On nutrition specifically, we committed to updating the GBSF chapter on nutritional standards following the Childhood Obesity Plan Chapter 2, published in June 2018. The new nutritional standards bring the GBSF in line with the most up to date guidance from the Scientific Advisory Committee on Nutrition. The GBSF consultation will review further changes concerning sustainable, healthy diets.

Moving forward, we will take a proactive approach to reviewing the GBSF. The guidance will be kept under regular review, supported by ongoing engagement and feedback from the sector.

5.The public sector and its suppliers should therefore be encouraged to source primary produce from domestic producers, within current rules. The Government should review and update the GBSF to ensure that public bodies are encouraged to source local, seasonal produce. The review should also consider the benefits of setting ambitious targets for how much food should be locally and seasonally sourced, how local should be defined and how progress towards targets will be monitored. Procuring organisations and suppliers will need guidance and support about the practicalities of how to achieve this and the Government should consult them on the most effective way to implement the updated GBSF. (Paragraph 41).

We have a manifesto commitment to encourage the public sector to ‘Buy British’ – to support our farmers and reduce environmental costs. Our vision is that local sourcing will be championed throughout the updated GBSF. This will include promoting procurement practices that support local suppliers, encouraging greater incorporation of UK seasonality and local produce into menu choices, and requiring that high food production standards are met. We will also consult on ways to simplify the GBSF to make it easier to use and strengthen guidance on fair and transparent procurement which aims to create a more level playing field, including for SMEs.

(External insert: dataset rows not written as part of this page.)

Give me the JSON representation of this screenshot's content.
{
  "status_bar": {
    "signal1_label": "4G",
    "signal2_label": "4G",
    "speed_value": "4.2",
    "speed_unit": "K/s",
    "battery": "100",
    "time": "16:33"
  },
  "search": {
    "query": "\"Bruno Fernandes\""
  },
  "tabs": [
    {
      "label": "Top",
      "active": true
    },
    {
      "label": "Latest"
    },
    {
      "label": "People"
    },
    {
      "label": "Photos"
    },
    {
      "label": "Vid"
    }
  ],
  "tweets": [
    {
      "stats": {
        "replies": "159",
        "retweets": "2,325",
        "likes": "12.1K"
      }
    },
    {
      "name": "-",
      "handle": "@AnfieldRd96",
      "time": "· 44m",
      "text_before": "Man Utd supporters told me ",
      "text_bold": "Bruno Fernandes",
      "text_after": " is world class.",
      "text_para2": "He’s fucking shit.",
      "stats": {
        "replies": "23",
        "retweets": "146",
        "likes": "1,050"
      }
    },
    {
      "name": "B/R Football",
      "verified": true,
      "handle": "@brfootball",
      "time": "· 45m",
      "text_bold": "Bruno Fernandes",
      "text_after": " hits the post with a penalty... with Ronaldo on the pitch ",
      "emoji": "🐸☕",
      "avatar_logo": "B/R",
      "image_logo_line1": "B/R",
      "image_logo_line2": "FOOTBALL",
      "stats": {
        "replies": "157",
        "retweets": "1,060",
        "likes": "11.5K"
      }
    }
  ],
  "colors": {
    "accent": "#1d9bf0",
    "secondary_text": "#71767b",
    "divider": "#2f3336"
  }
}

To monitor progress, we will consult on including metrics within the GBSF to assess the uptake of local, seasonal food, amongst the other standards. The data would then allow public bodies to record progress against GBSF priorities.

We agree that procuring organisations and suppliers should be supported on the practicalities of how to achieve local, sustainable and healthy sourcing. We will continue to work collaboratively with stakeholders to ensure the GBSF and accompanying guidance better supports the sector. This will include a series of workshops running alongside the consultation.

6.Given the potential for the pilot to offer lessons on how to increase access to the public sector market for smaller, local suppliers, it should be prioritised and there must not be any further delays. The Government should ensure that the delivery bodies involved are adequately resourced and supported to continue planning for the launch of the pilot in early 2022. We also request that the Government provides a written update by the end of December 2021 on the progress of the pilot, including a confirmation of the launch date. (Paragraph 55)

We welcome the Committee’s endorsement of the Future Food Framework (FFF) and look forward to progressing the pilot. The FFF supports the Government’s commitments on engaging with SMEs and enabling the public sector to buy more local food, and it is therefore an approach that we want to see succeed.

Crown Commercial Service (CCS) has conducted a review of the project plan and continues to work on tactical solutions and a longer-term strategy that may positively impact the timelines. Key procurement activities have taken place from late 2020, and current timelines for delivery of the food commercial agreements indicate a fully live capability by the end of 2022.

Whilst the final go live date has been delayed slightly beyond the June 2022 date noted during the EFRA hearings, the pilot is an exciting development and we are committed to progressing the platform as quickly as is feasible. Additional CCS resource has been brought onboard in May this year, and we hope this will expedite delivery of the commercial agreements. We will provide a written update to the Committee on the progress of the pilot by the end of December 2021.

Published: 5 July 2021 Site information    Accessibility statement